Review by Dan Skip Allen
Star Wars films and television shows were usually contained to the Skywalker Saga before Disney bought Lucasfilm and vowed to do stand-alone movies set in different eras a long time ago in a galaxy far, far away. One of those films was Rogue One: A Star Wars Story, set directly before A New Hope, starring Diego Luna as Cassian Andor. The film was such a big hit with fans and critics alike. So Disney/Lucasfilm decided to spin Andor off into his own series. Andor has finally arrived, and it's worth the wait.
When we pick up Andor five years before the tragic events in Rogue One, he is trying to sell a piece of Empire Tech. He enlists the help of a woman he knows, Bix Caleen (Adria Arjona), to help him facilitate the deal with a contact of hers who deals in black market goods, Luthen Rael (Stellan Skarsgard). He has a different agenda for Cassian — one that has him making a decision he may regret for the rest of his life. He can decide to be a common run-of-the-mill thief or a member of something bigger than he can probably perceive.
Andor might be the best show that Lucasfilm has released on Disney+ yet. I know that might be blasphemy to some die-hard Star Wars enthusiasts, especially since they've released two seasons of The Mandalorian with a third on the way and Obi-Wan Kenobi. But Andor is such a gritty, dirty, grounded look at this world. It's about time that Lucasfilm has finally delved deeper into the seedier side of the Star Wars Universe. We have seen glimpses of this in the original trilogy and the Boba Fett show, also on Disney+, but nothing to this extent. This is the Star Wars I've been waiting for since I saw The Empire Strikes Back as a kid.
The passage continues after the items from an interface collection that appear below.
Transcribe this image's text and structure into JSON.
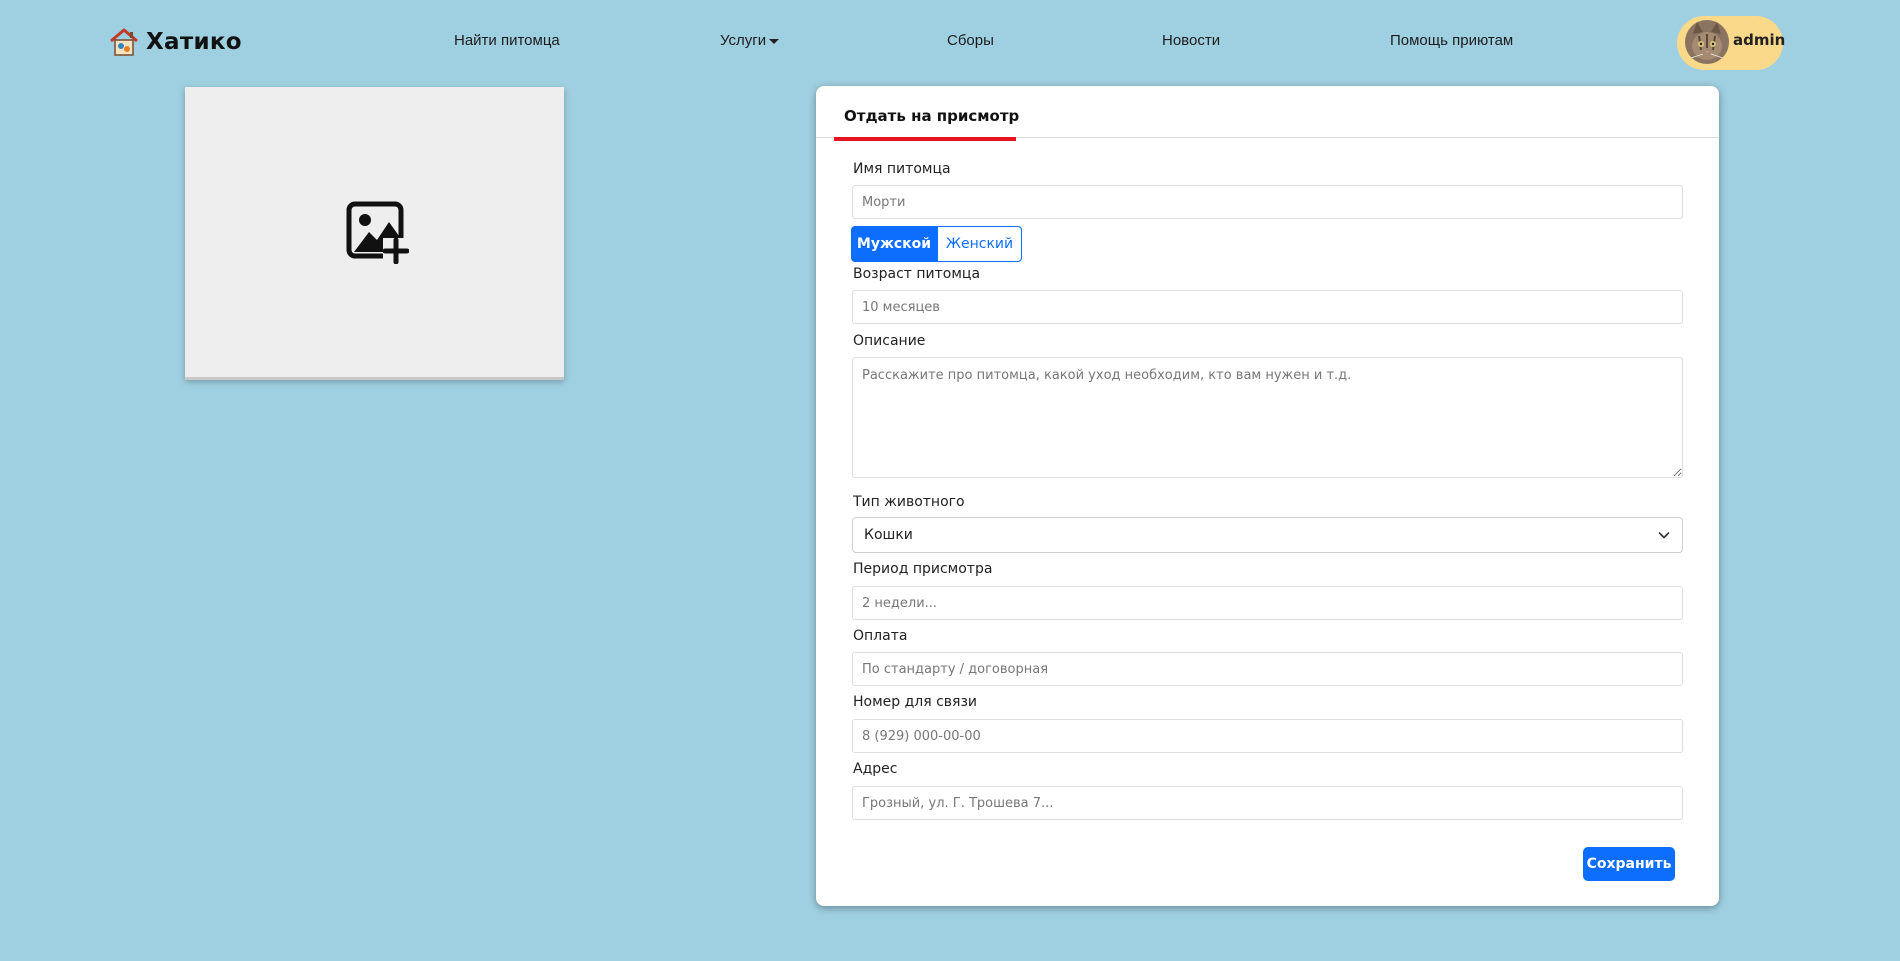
{
  "header": {
    "brand": "Хатико",
    "nav": [
      {
        "label": "Найти питомца"
      },
      {
        "label": "Услуги"
      },
      {
        "label": "Сборы"
      },
      {
        "label": "Новости"
      },
      {
        "label": "Помощь приютам"
      }
    ],
    "user": {
      "name": "admin",
      "avatar_icon": "cat-avatar"
    }
  },
  "upload": {
    "icon": "add-image-icon"
  },
  "form": {
    "tab": "Отдать на присмотр",
    "fields": {
      "pet_name": {
        "label": "Имя питомца",
        "placeholder": "Морти"
      },
      "gender": {
        "options": [
          "Мужской",
          "Женский"
        ],
        "selected": "Мужской"
      },
      "age": {
        "label": "Возраст питомца",
        "placeholder": "10 месяцев"
      },
      "description": {
        "label": "Описание",
        "placeholder": "Расскажите про питомца, какой уход необходим, кто вам нужен и т.д."
      },
      "animal_type": {
        "label": "Тип животного",
        "value": "Кошки"
      },
      "period": {
        "label": "Период присмотра",
        "placeholder": "2 недели..."
      },
      "payment": {
        "label": "Оплата",
        "placeholder": "По стандарту / договорная"
      },
      "phone": {
        "label": "Номер для связи",
        "placeholder": "8 (929) 000-00-00"
      },
      "address": {
        "label": "Адрес",
        "placeholder": "Грозный, ул. Г. Трошева 7..."
      }
    },
    "save_label": "Сохранить"
  },
  "colors": {
    "background": "#9fd0e1",
    "accent": "#0d6efd",
    "tab_underline": "#e4151f",
    "user_pill": "#fbd98a"
  }
}
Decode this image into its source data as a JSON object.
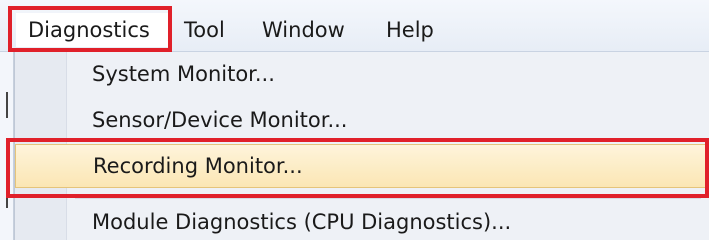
{
  "menubar": {
    "items": [
      {
        "label": "Diagnostics"
      },
      {
        "label": "Tool"
      },
      {
        "label": "Window"
      },
      {
        "label": "Help"
      }
    ]
  },
  "dropdown": {
    "items": [
      {
        "label": "System Monitor..."
      },
      {
        "label": "Sensor/Device Monitor..."
      },
      {
        "label": "Recording Monitor..."
      },
      {
        "label": "Module Diagnostics (CPU Diagnostics)..."
      }
    ],
    "selected_index": 2
  },
  "colors": {
    "highlight_box": "#e0202a",
    "selected_item_bg": "#fbe6b4",
    "menu_bg": "#eef1f6"
  }
}
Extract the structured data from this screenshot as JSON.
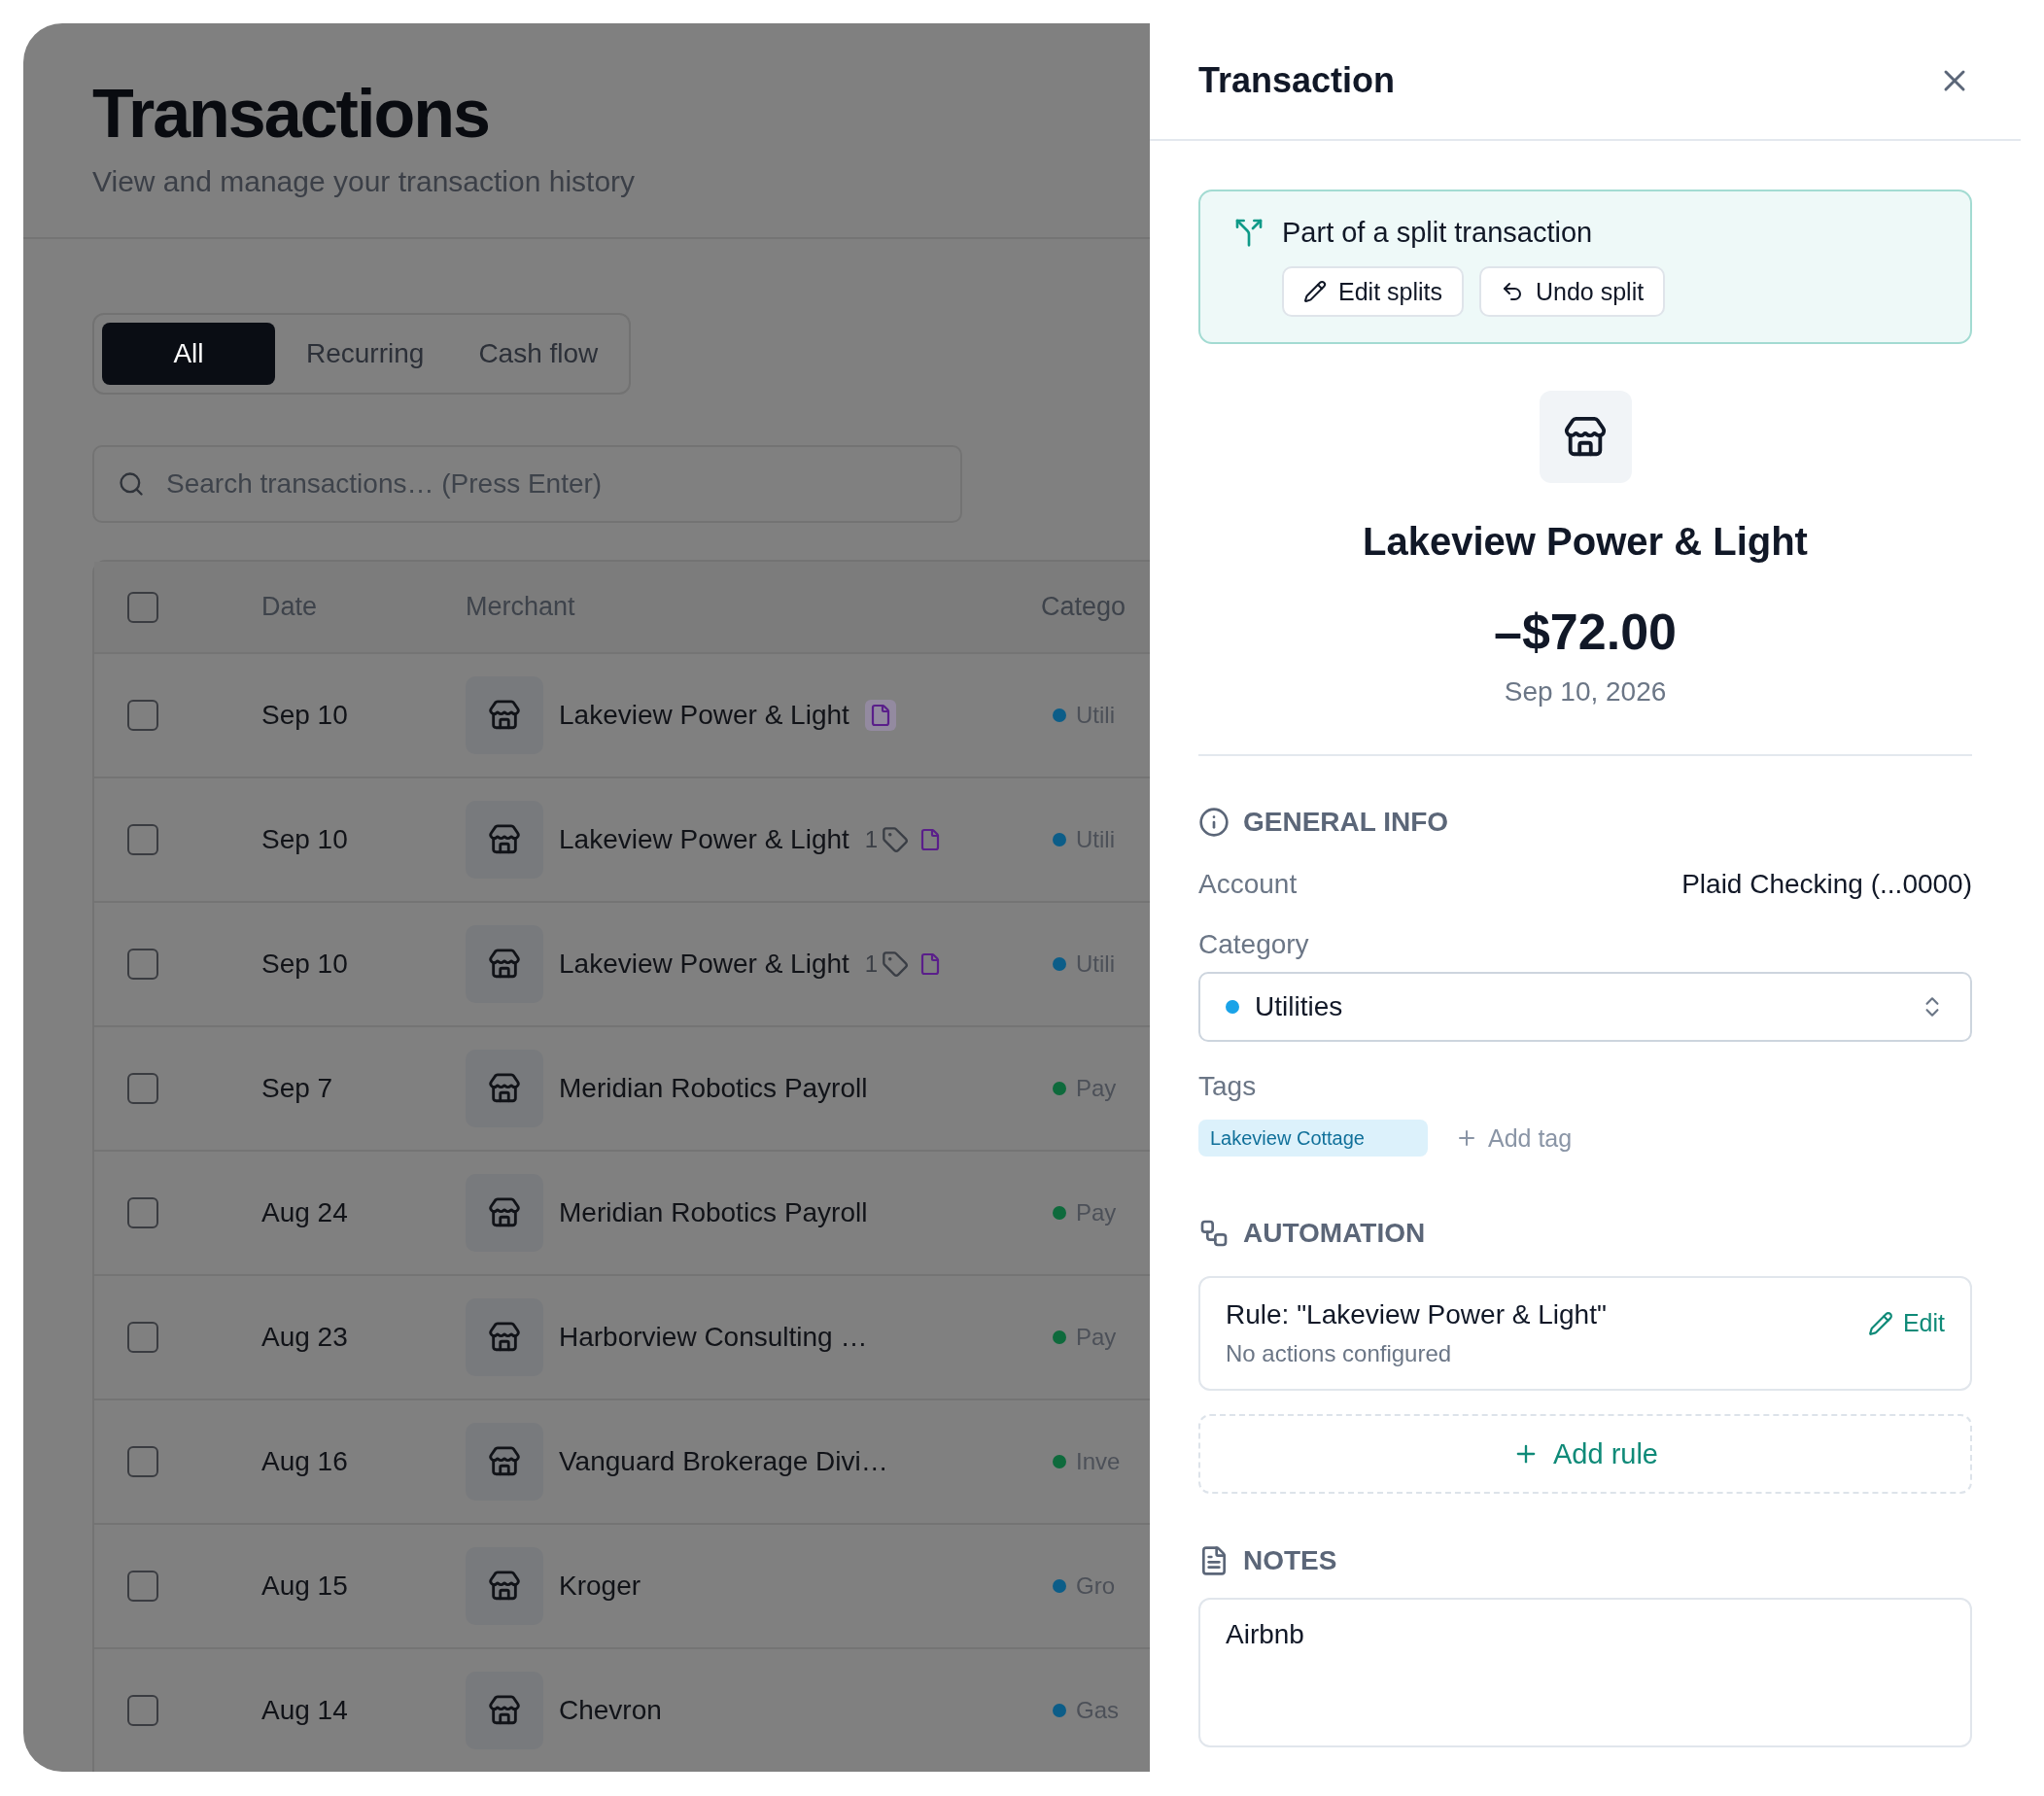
{
  "page": {
    "title": "Transactions",
    "subtitle": "View and manage your transaction history"
  },
  "tabs": [
    {
      "label": "All",
      "selected": true
    },
    {
      "label": "Recurring",
      "selected": false
    },
    {
      "label": "Cash flow",
      "selected": false
    }
  ],
  "search": {
    "placeholder": "Search transactions… (Press Enter)"
  },
  "table": {
    "select_all": {
      "checked": false
    },
    "columns": [
      "Date",
      "Merchant",
      "Catego"
    ],
    "rows": [
      {
        "checked": false,
        "date": "Sep 10",
        "merchant": "Lakeview Power & Light",
        "note": true,
        "note_highlight": true,
        "category": "Utili",
        "color": "#0c5d88"
      },
      {
        "checked": false,
        "date": "Sep 10",
        "merchant": "Lakeview Power & Light",
        "tag_count": "1",
        "note": true,
        "note_highlight": false,
        "category": "Utili",
        "color": "#0c5d88"
      },
      {
        "checked": false,
        "date": "Sep 10",
        "merchant": "Lakeview Power & Light",
        "tag_count": "1",
        "note": true,
        "note_highlight": false,
        "category": "Utili",
        "color": "#0c5d88"
      },
      {
        "checked": false,
        "date": "Sep 7",
        "merchant": "Meridian Robotics Payroll",
        "note": false,
        "category": "Pay",
        "color": "#0e6a3c"
      },
      {
        "checked": false,
        "date": "Aug 24",
        "merchant": "Meridian Robotics Payroll",
        "note": false,
        "category": "Pay",
        "color": "#0e6a3c"
      },
      {
        "checked": false,
        "date": "Aug 23",
        "merchant": "Harborview Consulting …",
        "note": false,
        "category": "Pay",
        "color": "#0e6a3c"
      },
      {
        "checked": false,
        "date": "Aug 16",
        "merchant": "Vanguard Brokerage Divi…",
        "note": false,
        "category": "Inve",
        "color": "#0e6a3c"
      },
      {
        "checked": false,
        "date": "Aug 15",
        "merchant": "Kroger",
        "note": false,
        "category": "Gro",
        "color": "#0c5d88"
      },
      {
        "checked": false,
        "date": "Aug 14",
        "merchant": "Chevron",
        "note": false,
        "category": "Gas",
        "color": "#0c5d88"
      }
    ]
  },
  "panel": {
    "title": "Transaction",
    "split": {
      "text": "Part of a split transaction",
      "buttons": [
        {
          "kind": "edit",
          "label": "Edit splits"
        },
        {
          "kind": "undo",
          "label": "Undo split"
        }
      ]
    },
    "merchant": "Lakeview Power & Light",
    "amount": "–$72.00",
    "date": "Sep 10, 2026",
    "general": {
      "heading": "GENERAL INFO",
      "account_label": "Account",
      "account_value": "Plaid Checking (...0000)",
      "category_label": "Category",
      "category": {
        "value": "Utilities",
        "color": "#1aa3e8"
      },
      "tags_label": "Tags",
      "tags": [
        "Lakeview Cottage"
      ],
      "add_tag": "Add tag"
    },
    "automation": {
      "heading": "AUTOMATION",
      "rule": {
        "title": "Rule: \"Lakeview Power & Light\"",
        "subtitle": "No actions configured",
        "edit": "Edit"
      },
      "add_rule": "Add rule"
    },
    "notes": {
      "heading": "NOTES",
      "value": "Airbnb"
    }
  }
}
Tony Gilroy, who took over for Gareth Edwards midway through production on Rogue One, has returned to showrun this new production of Andor. He has grounded this series in a way that makes it authentic and raw as no other Star Wars project has been before. The main planet the series starts on has a workman life feel to it. All the supporting characters are like normal people going through their lives in the central city. They get up in the morning and work in factories, scrap yards, or whatever it may be. Andor travels through this world unbeknownst that even though he has friends, he also has enemies, and they are closing in on him.
This show has some of the best production design of any show I've seen all year, let alone the Star Wars projects. Setting this series in a normal world makes sense, especially when the show goes to other more familiar settings like Scarif and Coruscant, the Capital City World of the Galaxy. The show transitions from one grounded working world to two other planets where things are different: one where everything is big and industrialized, and the other is rural and more normalized. Both play an essential part in the series going forward. The show has a lot of characters to go along with all the different sets and locations. That makes it one of the more vast series there have been thus far from Lucasfilm and Disney. It's a sprawling adventure with intrigue around every corner.
Diego Luna is fantastic as this character in Rogue One, but in this series, he is still learning the ropes and who he can trust. Leaving friends behind isn't easy for him, but finding new ones like Mon Mothma (Genevieve O'Reilly) will help determine where he goes from the beginning of the show. Like all the Star Wars films and shows, the Empire plays a huge part in determining the outcome. Andor has some nasty characters that make up the antagonists: a Corps Policeman called Syril (Kyle Soller), and Dedra Meero (Denise Gough) are a couple of pieces of work that are a nasty thorn in Cassian Andor's side. There is also a droid that is pretty cool called B2EMO, voiced by David Chapman. It's hard to keep up with all the moving parts of the show, but it's fun to follow along with nonetheless.
When I first started watching Andor, I was instantly drawn back into the world of Star Wars. There is no other series of films or shows that looks exactly like Star Wars does. The characters are dressed like people you would see in these worlds as well. Andor was going to draw me in right away. It was just a matter of how much I would love this show. And I am here to say this is the best Star Wars I've seen in years. I loved the Cassian Andor character in Rogue One, but now I absolutely adore this character and the performance by Luna. Only seen four episodes so far, but the sky's the limit for this series.
Andor streams on Disney+ beginning September 21, with new episodes airing subsequent Wednesdays. Four out of twelve episodes reviewed.